• [Problem] Where the string "footer" appears in a line of the data, show that line.

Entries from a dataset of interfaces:
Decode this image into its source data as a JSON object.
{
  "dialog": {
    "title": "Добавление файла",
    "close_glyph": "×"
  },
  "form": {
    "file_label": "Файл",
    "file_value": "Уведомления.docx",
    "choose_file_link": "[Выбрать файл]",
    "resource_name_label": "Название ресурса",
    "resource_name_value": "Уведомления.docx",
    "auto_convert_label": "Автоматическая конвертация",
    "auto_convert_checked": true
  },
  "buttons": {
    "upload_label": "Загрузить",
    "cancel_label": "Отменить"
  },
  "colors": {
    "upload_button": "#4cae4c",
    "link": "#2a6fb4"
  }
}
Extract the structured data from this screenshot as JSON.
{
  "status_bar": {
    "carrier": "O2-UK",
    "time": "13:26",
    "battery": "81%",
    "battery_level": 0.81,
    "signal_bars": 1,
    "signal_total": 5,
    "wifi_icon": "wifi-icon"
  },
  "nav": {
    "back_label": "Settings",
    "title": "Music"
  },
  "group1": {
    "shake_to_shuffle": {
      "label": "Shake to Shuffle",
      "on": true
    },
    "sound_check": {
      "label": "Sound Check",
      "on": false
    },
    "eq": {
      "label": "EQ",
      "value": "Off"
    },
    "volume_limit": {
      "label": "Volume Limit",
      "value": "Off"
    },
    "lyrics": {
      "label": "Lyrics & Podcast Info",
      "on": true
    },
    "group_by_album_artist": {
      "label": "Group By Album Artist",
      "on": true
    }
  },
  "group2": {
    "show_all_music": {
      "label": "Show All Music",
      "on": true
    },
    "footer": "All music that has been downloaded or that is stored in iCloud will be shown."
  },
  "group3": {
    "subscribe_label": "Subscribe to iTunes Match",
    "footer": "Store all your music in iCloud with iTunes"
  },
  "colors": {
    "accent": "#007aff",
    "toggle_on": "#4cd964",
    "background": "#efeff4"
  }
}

• [Response to this exercise]
    "footer": "All music that has been downloaded or that is stored in iCloud will be shown."
    "footer": "Store all your music in iCloud with iTunes"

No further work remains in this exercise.